Depending on what you are doing (the same NSString operations, UIView manipulations, etc), you could implement a category (I answered a question yesterday with the explanation below -- copied for your convenience ;).
Categories extend an existing class with additional methods or with your version of existing methods. For example, let's say you want to add a method that returns the first letter of a string to NSString. To do this you would create a category as follows:
Interface - JULString.h
@interface NSString (JULString)
-(NSString *) firstLetter;
Implementation - The typical convention is that the filename of the category is the name of the class you are extending followed by “+” and the name of the category. In this case the file would be called NSString+JULString.m
@implementation NSString ( JULString )
- (NSString *)firstLetter
return [NSString stringWithFormat:@"%C", [self characterAtIndex:1]];
The neat thing about categories is that now they extend the behavior of ANY instance of the class you are working with.

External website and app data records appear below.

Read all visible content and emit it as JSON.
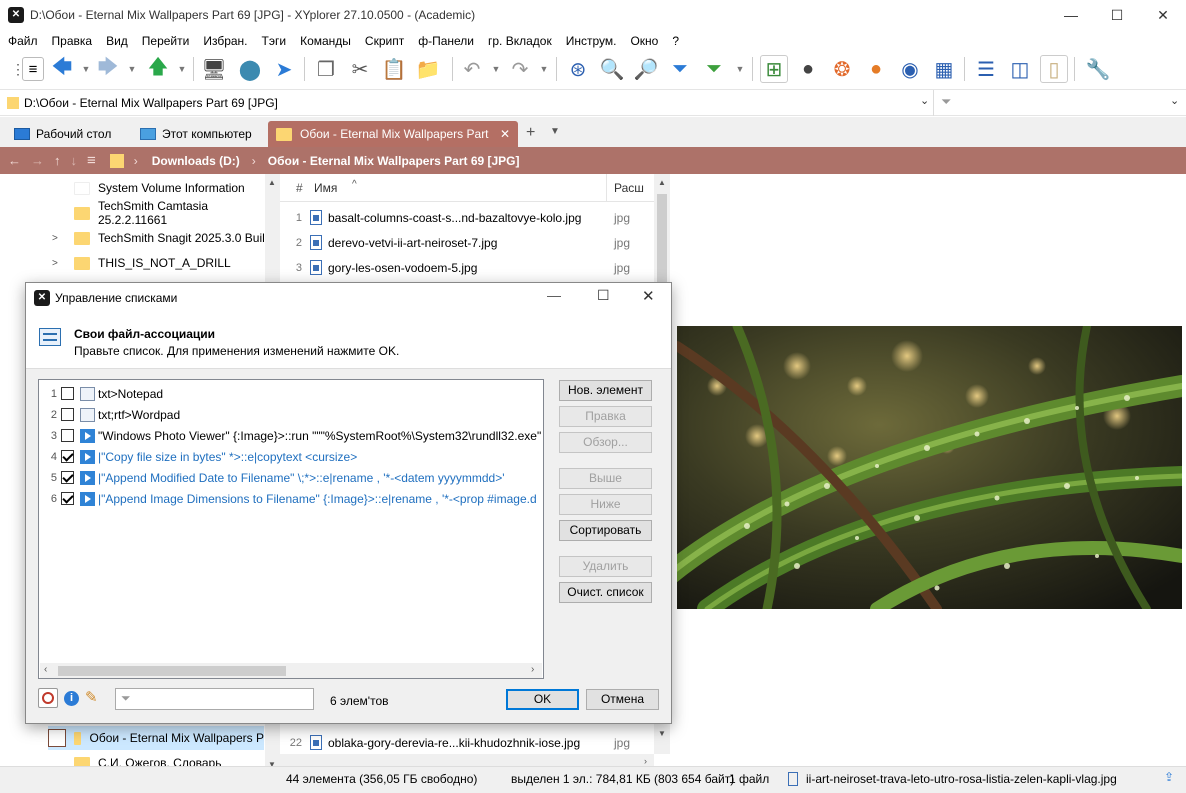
{
  "window": {
    "title": "D:\\Обои - Eternal Mix Wallpapers Part 69 [JPG] - XYplorer 27.10.0500 - (Academic)",
    "minimize": "—",
    "maximize": "☐",
    "close": "✕"
  },
  "menu": [
    "Файл",
    "Правка",
    "Вид",
    "Перейти",
    "Избран.",
    "Тэги",
    "Команды",
    "Скрипт",
    "ф-Панели",
    "гр. Вкладок",
    "Инструм.",
    "Окно",
    "?"
  ],
  "address": {
    "path": "D:\\Обои - Eternal Mix Wallpapers Part 69 [JPG]"
  },
  "tabs": [
    {
      "label": "Рабочий стол"
    },
    {
      "label": "Этот компьютер"
    },
    {
      "label": "Обои - Eternal Mix Wallpapers Part"
    }
  ],
  "breadcrumb": {
    "drive": "Downloads (D:)",
    "folder": "Обои - Eternal Mix Wallpapers Part 69 [JPG]"
  },
  "tree": {
    "items": [
      {
        "label": "System Volume Information"
      },
      {
        "label": "TechSmith Camtasia 25.2.2.11661"
      },
      {
        "label": "TechSmith Snagit 2025.3.0 Build"
      },
      {
        "label": "THIS_IS_NOT_A_DRILL"
      },
      {
        "label": "Обои - Eternal Mix Wallpapers P"
      },
      {
        "label": "С.И. Ожегов. Словарь"
      }
    ]
  },
  "filelist": {
    "col_num": "#",
    "col_name": "Имя",
    "col_ext": "Расш",
    "rows": [
      {
        "num": "1",
        "name": "basalt-columns-coast-s...nd-bazaltovye-kolo.jpg",
        "ext": "jpg"
      },
      {
        "num": "2",
        "name": "derevo-vetvi-ii-art-neiroset-7.jpg",
        "ext": "jpg"
      },
      {
        "num": "3",
        "name": "gory-les-osen-vodoem-5.jpg",
        "ext": "jpg"
      },
      {
        "num": "22",
        "name": "oblaka-gory-derevia-re...kii-khudozhnik-iose.jpg",
        "ext": "jpg"
      }
    ]
  },
  "status": {
    "count": "44 элемента (356,05 ГБ свободно)",
    "selected": "выделен 1 эл.: 784,81 КБ (803 654 байт)",
    "files": "1 файл",
    "current_file": "ii-art-neiroset-trava-leto-utro-rosa-listia-zelen-kapli-vlag.jpg"
  },
  "dialog": {
    "title": "Управление списками",
    "heading": "Свои файл-ассоциации",
    "subheading": "Правьте список. Для применения изменений нажмите OK.",
    "items": [
      {
        "num": "1",
        "checked": false,
        "icon": "notepad-icon",
        "text": "txt>Notepad",
        "style": "plain"
      },
      {
        "num": "2",
        "checked": false,
        "icon": "notepad-icon",
        "text": "txt;rtf>Wordpad",
        "style": "plain"
      },
      {
        "num": "3",
        "checked": false,
        "icon": "run-icon",
        "text": "\"Windows Photo Viewer\" {:Image}>::run \"\"\"%SystemRoot%\\System32\\rundll32.exe\"",
        "style": "plain"
      },
      {
        "num": "4",
        "checked": true,
        "icon": "run-icon",
        "text": "|\"Copy file size in bytes\" *>::e|copytext <cursize>",
        "style": "blue"
      },
      {
        "num": "5",
        "checked": true,
        "icon": "run-icon",
        "text": "|\"Append Modified Date to Filename\" \\;*>::e|rename , '*-<datem yyyymmdd>'",
        "style": "blue"
      },
      {
        "num": "6",
        "checked": true,
        "icon": "run-icon",
        "text": "|\"Append Image Dimensions to Filename\" {:Image}>::e|rename , '*-<prop #image.d",
        "style": "blue"
      }
    ],
    "buttons": {
      "new": "Нов. элемент",
      "edit": "Правка",
      "browse": "Обзор...",
      "up": "Выше",
      "down": "Ниже",
      "sort": "Сортировать",
      "delete": "Удалить",
      "clear": "Очист. список",
      "ok": "OK",
      "cancel": "Отмена"
    },
    "count_label": "6 элем'тов",
    "filter_placeholder": ""
  },
  "colors": {
    "accent": "#ad7269",
    "tab_active": "#b46f64",
    "link_blue": "#1f6fbf"
  }
}
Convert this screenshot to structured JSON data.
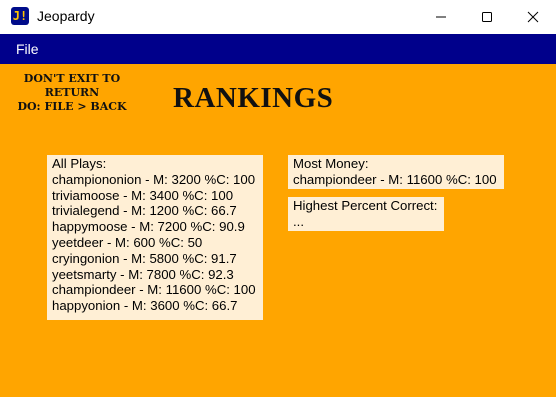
{
  "window": {
    "title": "Jeopardy",
    "icon_glyph": "J!",
    "controls": [
      "minimize-icon",
      "maximize-icon",
      "close-icon"
    ]
  },
  "menu": {
    "file_label": "File"
  },
  "notice": {
    "text": "DON'T EXIT TO\nRETURN\nDO: FILE > BACK"
  },
  "heading": "RANKINGS",
  "all_plays": {
    "header": "All Plays:",
    "entries": [
      "championonion - M: 3200 %C: 100",
      "triviamoose - M: 3400 %C: 100",
      "trivialegend - M: 1200 %C: 66.7",
      "happymoose - M: 7200 %C: 90.9",
      "yeetdeer - M: 600 %C: 50",
      "cryingonion - M: 5800 %C: 91.7",
      "yeetsmarty - M: 7800 %C: 92.3",
      "championdeer - M: 11600 %C: 100",
      "happyonion - M: 3600 %C: 66.7"
    ]
  },
  "most_money": {
    "header": "Most Money:",
    "value": "championdeer - M: 11600 %C: 100"
  },
  "highest_percent": {
    "header": "Highest Percent Correct:",
    "value": "..."
  },
  "colors": {
    "background": "#FFA500",
    "menubar": "#00008B",
    "panel": "#FFEFD5"
  }
}
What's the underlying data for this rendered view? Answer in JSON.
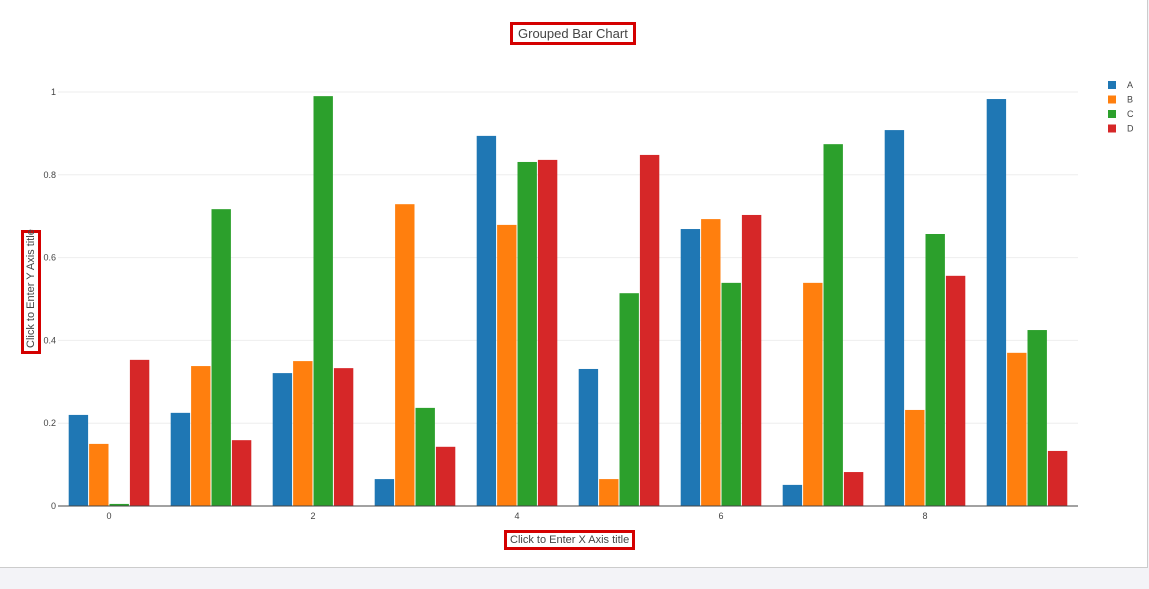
{
  "chart_data": {
    "type": "bar",
    "title": "Grouped Bar Chart",
    "xlabel": "Click to Enter X Axis title",
    "ylabel": "Click to Enter Y Axis title",
    "x": [
      0,
      1,
      2,
      3,
      4,
      5,
      6,
      7,
      8,
      9
    ],
    "xticks": [
      "0",
      "2",
      "4",
      "6",
      "8"
    ],
    "yticks": [
      "0",
      "0.2",
      "0.4",
      "0.6",
      "0.8",
      "1"
    ],
    "ylim": [
      0,
      1.0
    ],
    "xlim": [
      -0.5,
      9.5
    ],
    "grid": true,
    "legend_placement": "top-right",
    "series": [
      {
        "name": "A",
        "color": "#1f77b4",
        "values": [
          0.22,
          0.225,
          0.321,
          0.065,
          0.894,
          0.331,
          0.669,
          0.051,
          0.908,
          0.983
        ]
      },
      {
        "name": "B",
        "color": "#ff7f0e",
        "values": [
          0.15,
          0.338,
          0.35,
          0.729,
          0.679,
          0.065,
          0.693,
          0.539,
          0.232,
          0.37
        ]
      },
      {
        "name": "C",
        "color": "#2ca02c",
        "values": [
          0.005,
          0.717,
          0.99,
          0.237,
          0.831,
          0.514,
          0.539,
          0.874,
          0.657,
          0.425
        ]
      },
      {
        "name": "D",
        "color": "#d62728",
        "values": [
          0.353,
          0.159,
          0.333,
          0.143,
          0.836,
          0.848,
          0.703,
          0.082,
          0.556,
          0.133
        ]
      }
    ]
  }
}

In other words, any NSString in your application will have your new methods (provided that you import the proper header file of course). Beware though, as with great power comes great responsibility. Overwriting class using a category behaviors may lead to undesired effects, so be cautious.
A couple of links you may want to check are:
I don't have my Mac with me so I'm writing this code basically off the top of my head (and using some code from the sites above as a reminder). So I apologize in advance for any mistakes ;)